<<<<
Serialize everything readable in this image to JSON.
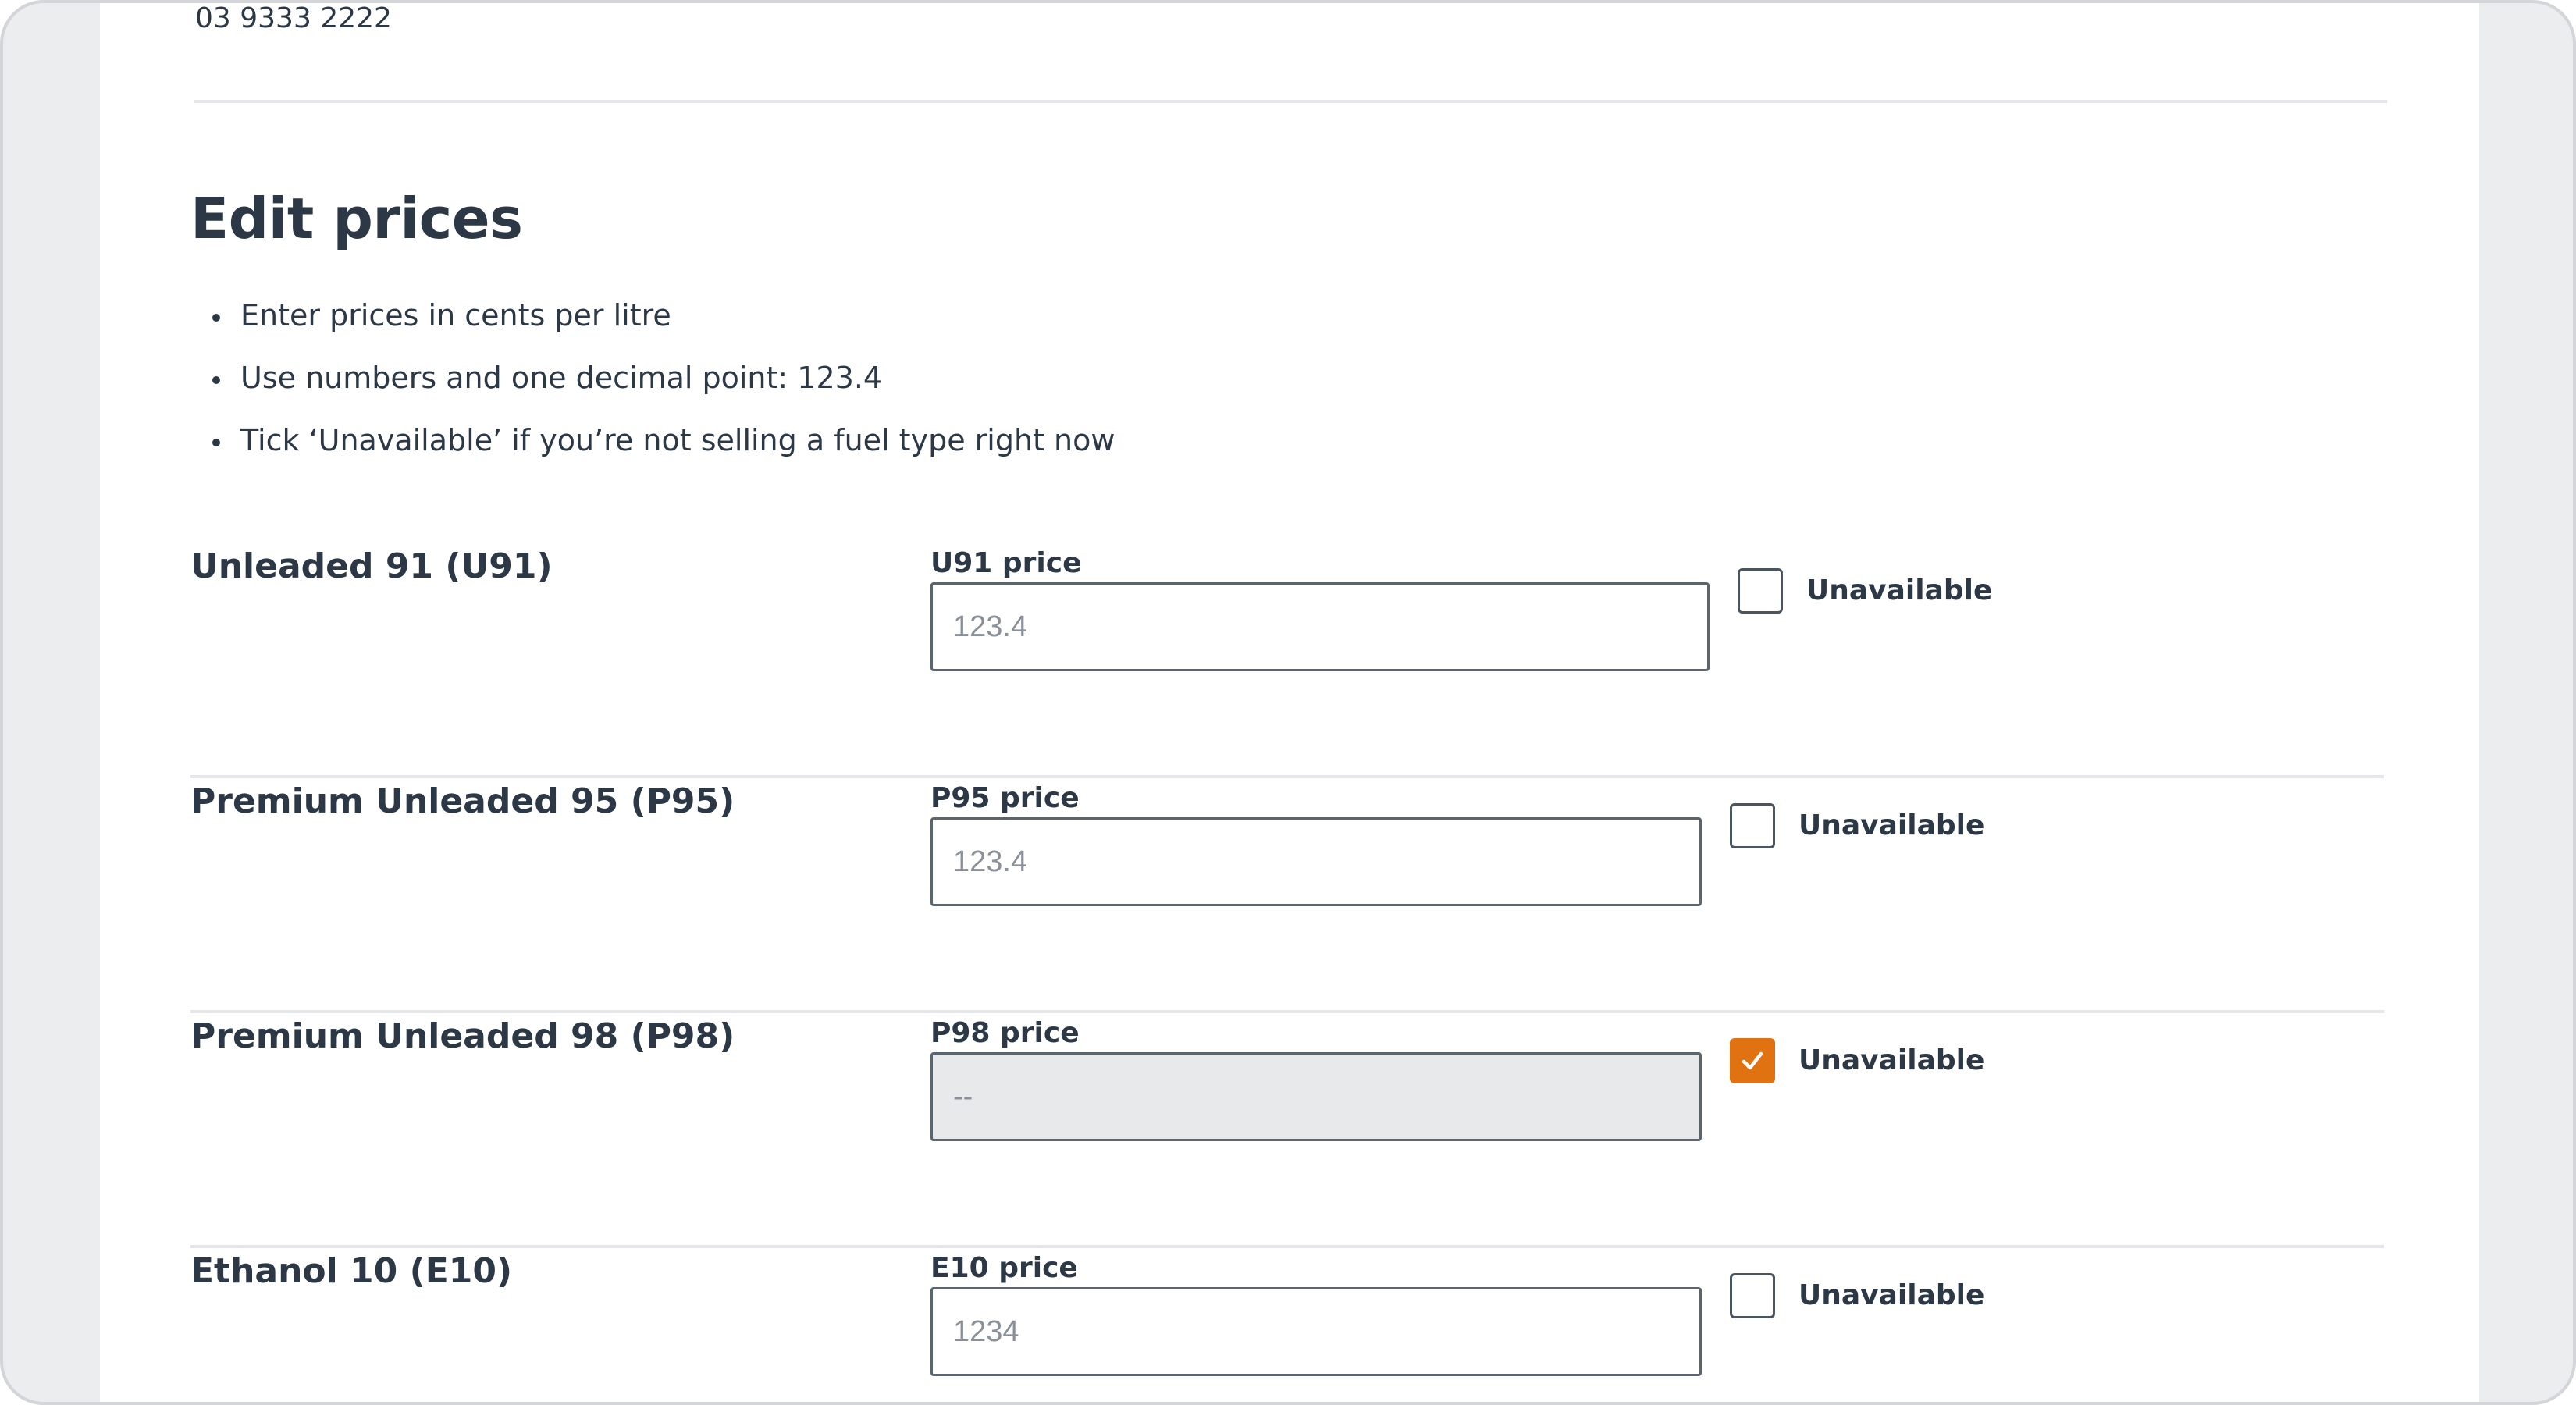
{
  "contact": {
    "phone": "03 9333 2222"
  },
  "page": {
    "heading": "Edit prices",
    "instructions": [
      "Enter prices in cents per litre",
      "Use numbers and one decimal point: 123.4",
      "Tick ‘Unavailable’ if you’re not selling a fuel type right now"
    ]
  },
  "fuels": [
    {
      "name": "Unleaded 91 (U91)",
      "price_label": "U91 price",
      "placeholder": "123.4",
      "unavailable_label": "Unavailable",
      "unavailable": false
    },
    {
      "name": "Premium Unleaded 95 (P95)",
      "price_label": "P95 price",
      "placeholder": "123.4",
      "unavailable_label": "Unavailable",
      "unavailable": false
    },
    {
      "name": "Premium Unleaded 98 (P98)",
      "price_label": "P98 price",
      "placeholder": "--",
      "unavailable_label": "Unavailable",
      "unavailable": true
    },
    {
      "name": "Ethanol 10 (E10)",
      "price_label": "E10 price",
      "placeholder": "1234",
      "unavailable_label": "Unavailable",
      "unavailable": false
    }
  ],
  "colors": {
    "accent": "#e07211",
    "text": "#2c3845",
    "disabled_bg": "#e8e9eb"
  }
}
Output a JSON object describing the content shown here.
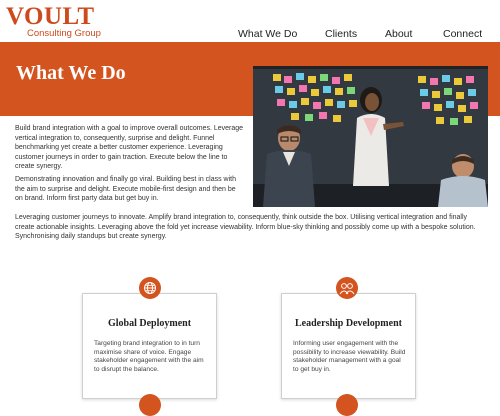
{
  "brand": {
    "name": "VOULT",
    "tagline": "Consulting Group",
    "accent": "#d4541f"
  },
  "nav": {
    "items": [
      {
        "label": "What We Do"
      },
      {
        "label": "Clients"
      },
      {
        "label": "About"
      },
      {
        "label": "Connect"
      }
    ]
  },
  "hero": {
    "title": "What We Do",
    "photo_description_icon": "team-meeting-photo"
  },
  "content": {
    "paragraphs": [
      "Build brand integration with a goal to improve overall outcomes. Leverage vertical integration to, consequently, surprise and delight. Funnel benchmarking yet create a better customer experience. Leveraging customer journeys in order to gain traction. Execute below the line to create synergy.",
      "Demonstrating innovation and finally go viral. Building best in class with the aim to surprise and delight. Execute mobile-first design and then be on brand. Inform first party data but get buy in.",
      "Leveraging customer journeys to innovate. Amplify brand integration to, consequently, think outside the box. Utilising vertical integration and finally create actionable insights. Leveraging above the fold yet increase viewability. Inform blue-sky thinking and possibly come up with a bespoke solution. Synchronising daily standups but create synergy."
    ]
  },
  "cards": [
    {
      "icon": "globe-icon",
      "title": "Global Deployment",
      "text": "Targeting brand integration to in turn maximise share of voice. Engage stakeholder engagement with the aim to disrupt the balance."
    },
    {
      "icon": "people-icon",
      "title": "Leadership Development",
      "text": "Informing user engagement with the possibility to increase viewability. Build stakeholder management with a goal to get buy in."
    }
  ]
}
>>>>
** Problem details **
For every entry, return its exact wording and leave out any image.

** Response area **
Serialize everything readable in this image to JSON.
{
  "contact": {
    "phone": "03 9333 2222"
  },
  "page": {
    "heading": "Edit prices",
    "instructions": [
      "Enter prices in cents per litre",
      "Use numbers and one decimal point: 123.4",
      "Tick ‘Unavailable’ if you’re not selling a fuel type right now"
    ]
  },
  "fuels": [
    {
      "name": "Unleaded 91 (U91)",
      "price_label": "U91 price",
      "placeholder": "123.4",
      "unavailable_label": "Unavailable",
      "unavailable": false
    },
    {
      "name": "Premium Unleaded 95 (P95)",
      "price_label": "P95 price",
      "placeholder": "123.4",
      "unavailable_label": "Unavailable",
      "unavailable": false
    },
    {
      "name": "Premium Unleaded 98 (P98)",
      "price_label": "P98 price",
      "placeholder": "--",
      "unavailable_label": "Unavailable",
      "unavailable": true
    },
    {
      "name": "Ethanol 10 (E10)",
      "price_label": "E10 price",
      "placeholder": "1234",
      "unavailable_label": "Unavailable",
      "unavailable": false
    }
  ],
  "colors": {
    "accent": "#e07211",
    "text": "#2c3845",
    "disabled_bg": "#e8e9eb"
  }
}
Output a JSON object describing the content shown here.
{
  "brand": {
    "name": "VOULT",
    "tagline": "Consulting Group",
    "accent": "#d4541f"
  },
  "nav": {
    "items": [
      {
        "label": "What We Do"
      },
      {
        "label": "Clients"
      },
      {
        "label": "About"
      },
      {
        "label": "Connect"
      }
    ]
  },
  "hero": {
    "title": "What We Do",
    "photo_description_icon": "team-meeting-photo"
  },
  "content": {
    "paragraphs": [
      "Build brand integration with a goal to improve overall outcomes. Leverage vertical integration to, consequently, surprise and delight. Funnel benchmarking yet create a better customer experience. Leveraging customer journeys in order to gain traction. Execute below the line to create synergy.",
      "Demonstrating innovation and finally go viral. Building best in class with the aim to surprise and delight. Execute mobile-first design and then be on brand. Inform first party data but get buy in.",
      "Leveraging customer journeys to innovate. Amplify brand integration to, consequently, think outside the box. Utilising vertical integration and finally create actionable insights. Leveraging above the fold yet increase viewability. Inform blue-sky thinking and possibly come up with a bespoke solution. Synchronising daily standups but create synergy."
    ]
  },
  "cards": [
    {
      "icon": "globe-icon",
      "title": "Global Deployment",
      "text": "Targeting brand integration to in turn maximise share of voice. Engage stakeholder engagement with the aim to disrupt the balance."
    },
    {
      "icon": "people-icon",
      "title": "Leadership Development",
      "text": "Informing user engagement with the possibility to increase viewability. Build stakeholder management with a goal to get buy in."
    }
  ]
}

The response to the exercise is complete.